Asked by The Independent whether the case set a precedent for future trials centring on collisions involving cyclists, Ms Farrell expressed concerns about the "imbalance that exists when a defendant is not insured and when both parties are partly responsible but only one has claimed damages".
That, she suggested, could leave other cyclists exposed to a similar fate. She said: "If our client had been insured then the claimant’s costs would have been limited by Part 45 of the Civil Procedure Rules and would have been in the region of £7,000 plus the costs for her medical reports, court fees etc.
"As we know, the claimant’s solicitor has served a costs schedule seeking almost £96,000 which, even if reduced by the court at the next hearing, has had a very negative emotional impact on our client whilst it is hanging over him."
Mr Hazeldean has said he hoped his experience would highlight the "vulnerability of cyclists, both physically and against the courts". He has also called for reforms to the legal system that currently "appears to leave certain road users disproportionately exposed".
Nick Chamberlin, policy manager at British Cycling, warned that vulnerable road users were "time and again being denied justice in our courts" and said Mr Hazeldean’s case put the spotlight on "one of the big issues that Britain has always shied away from engaging in": presumed liability law.
Under current English and Scottish law, a cyclist must prove, on the balance of probabilities, that a driver involved in a collision has been negligent. But in most European countries, presumed liability means the more powerful road user is judged to be at fault unless they can prove otherwise.
In the case of a car-bicycle collision, which far outnumber incidents involving bicycles and pedestrians, this would offer additional protections to the cyclist. But it would also put the onus on the cyclist in cases involving a pedestrian.
Mr Chamberlin said the UK was one of a "tiny number of countries around the world" that does not have presumed liability enshrined in law, and while it might not have changed the outcome of Mr Hazeldean's case, it would prove useful in hundreds of cases each year.

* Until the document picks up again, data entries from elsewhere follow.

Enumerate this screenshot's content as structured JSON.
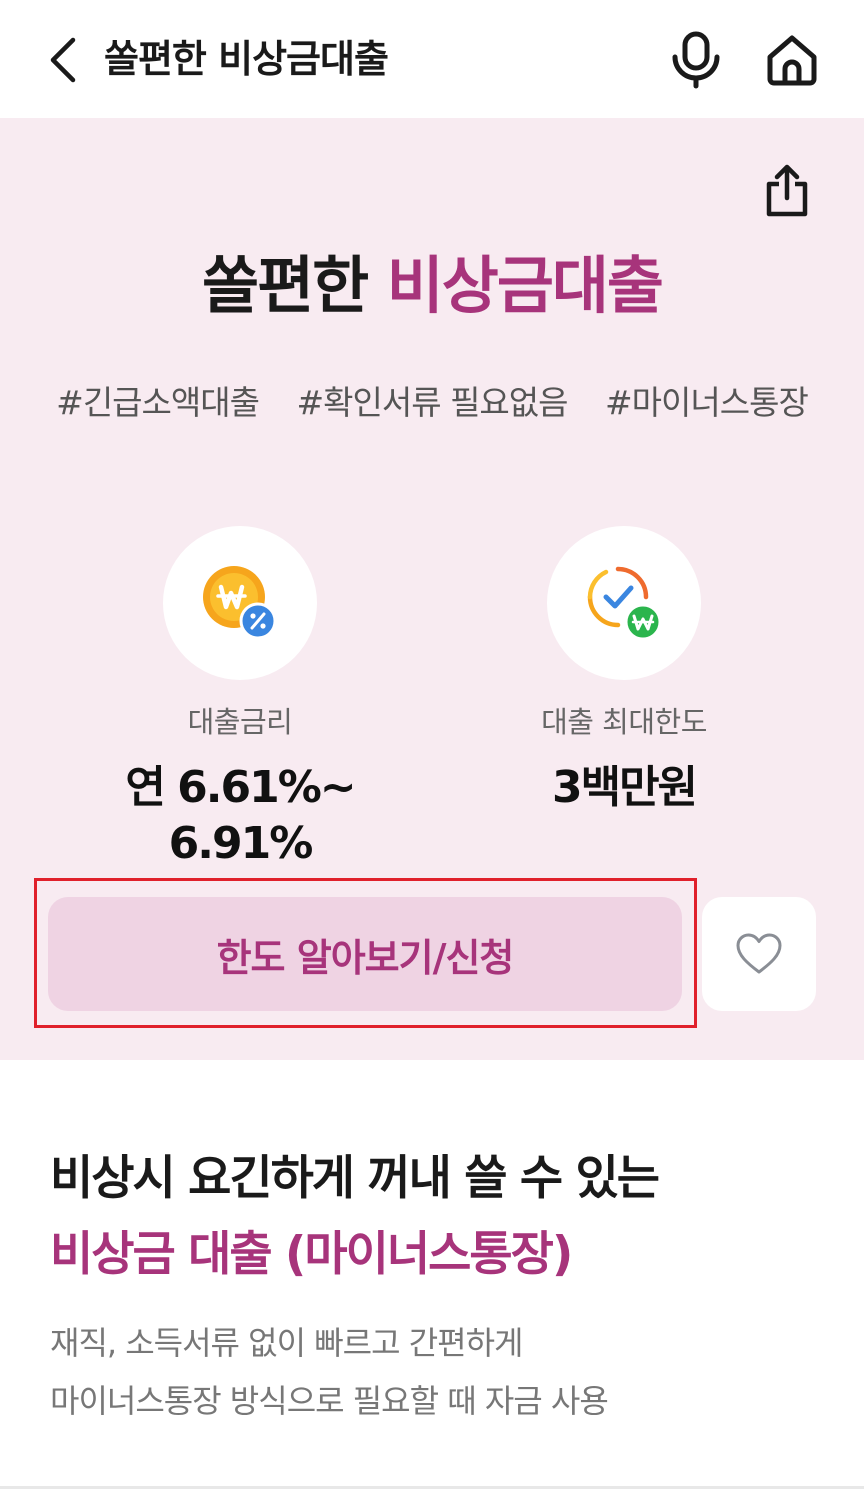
{
  "header": {
    "title": "쏠편한 비상금대출",
    "back_icon": "chevron-left-icon",
    "mic_icon": "microphone-icon",
    "home_icon": "home-icon"
  },
  "hero": {
    "share_icon": "share-icon",
    "title_prefix": "쏠편한 ",
    "title_accent": "비상금대출",
    "accent_color": "#a7347b",
    "background_color": "#f8ebf1",
    "tags": [
      "#긴급소액대출",
      "#확인서류 필요없음",
      "#마이너스통장"
    ]
  },
  "stats": [
    {
      "icon": "won-percent-coin-icon",
      "label": "대출금리",
      "value": "연 6.61%~ 6.91%"
    },
    {
      "icon": "check-won-gauge-icon",
      "label": "대출 최대한도",
      "value": "3백만원"
    }
  ],
  "cta": {
    "label": "한도 알아보기/신청",
    "favorite_icon": "heart-outline-icon"
  },
  "section": {
    "headline_line1": "비상시 요긴하게 꺼내 쓸 수 있는",
    "headline_line2": "비상금 대출 (마이너스통장)",
    "desc_line1": "재직, 소득서류 없이 빠르고 간편하게",
    "desc_line2": "마이너스통장 방식으로 필요할 때 자금 사용"
  }
}
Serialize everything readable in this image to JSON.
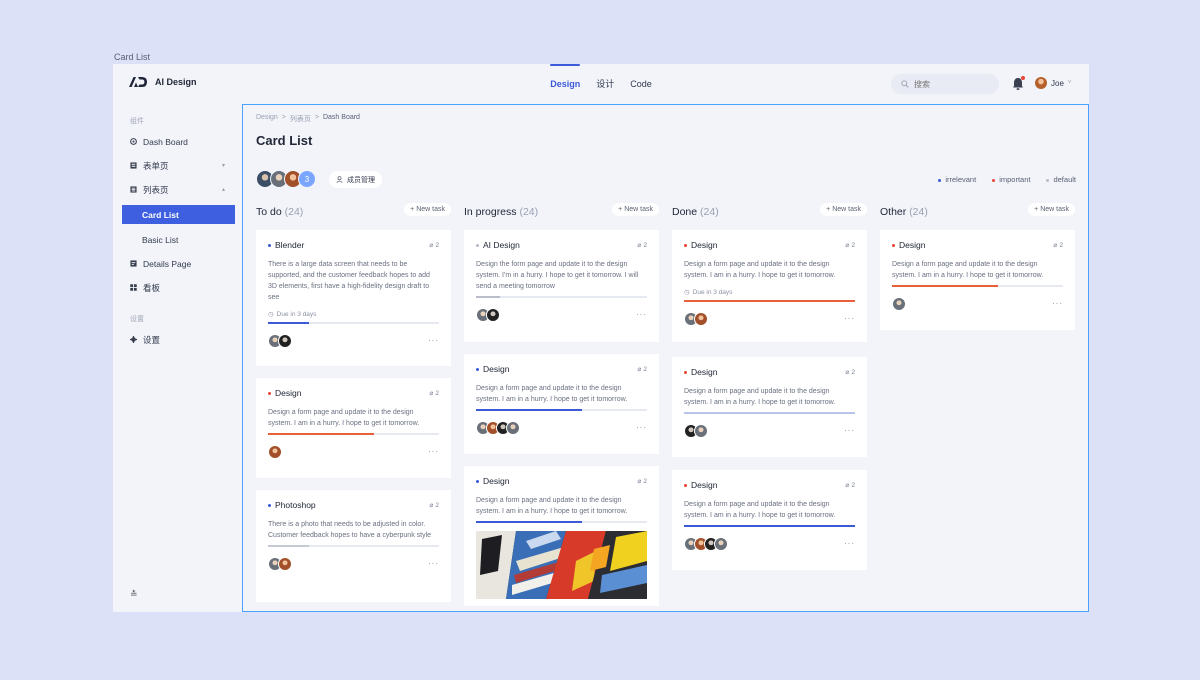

"It would give much, much more clarity around the rules of the road," he said.
“There is an awful lot of work to be done in terms of the justice system in this country recognising the needs of cyclists and pedestrians.”
The broadcaster Jeremy Vine, a prominent cycling advocate, said inconsistency in how drivers and cyclists were punished for road collisions "makes a nonsense of the law".
Comparing Mr Hazeldean's case with that of Michael Mason, a cyclist who died after being knocked off his bike in central London in 2014 (the driver involved was acquitted of causing death by dangerous driving), Mr Vine tweeted: "CYCLISTS. Hit a pedestrian smartphone-zombie who steps into the road – you pay.
"DRIVERS. Kill a cyclist who is cycling with full attention to the road – no charge."
Roger Geffen, Cycling UK's policy director, said the latest case was a reminder that cyclists needed to be covered by third party insurance.
“Based on our reading of the media reports, it seems odd that the judge attributed responsibility on a 50/50 basis given their own reported comments on the case," he said.
"However this case highlights why Cycling UK gives all our members third party insurance, and recommends regular cyclists take out similar policies to protect themselves from this sort of situation."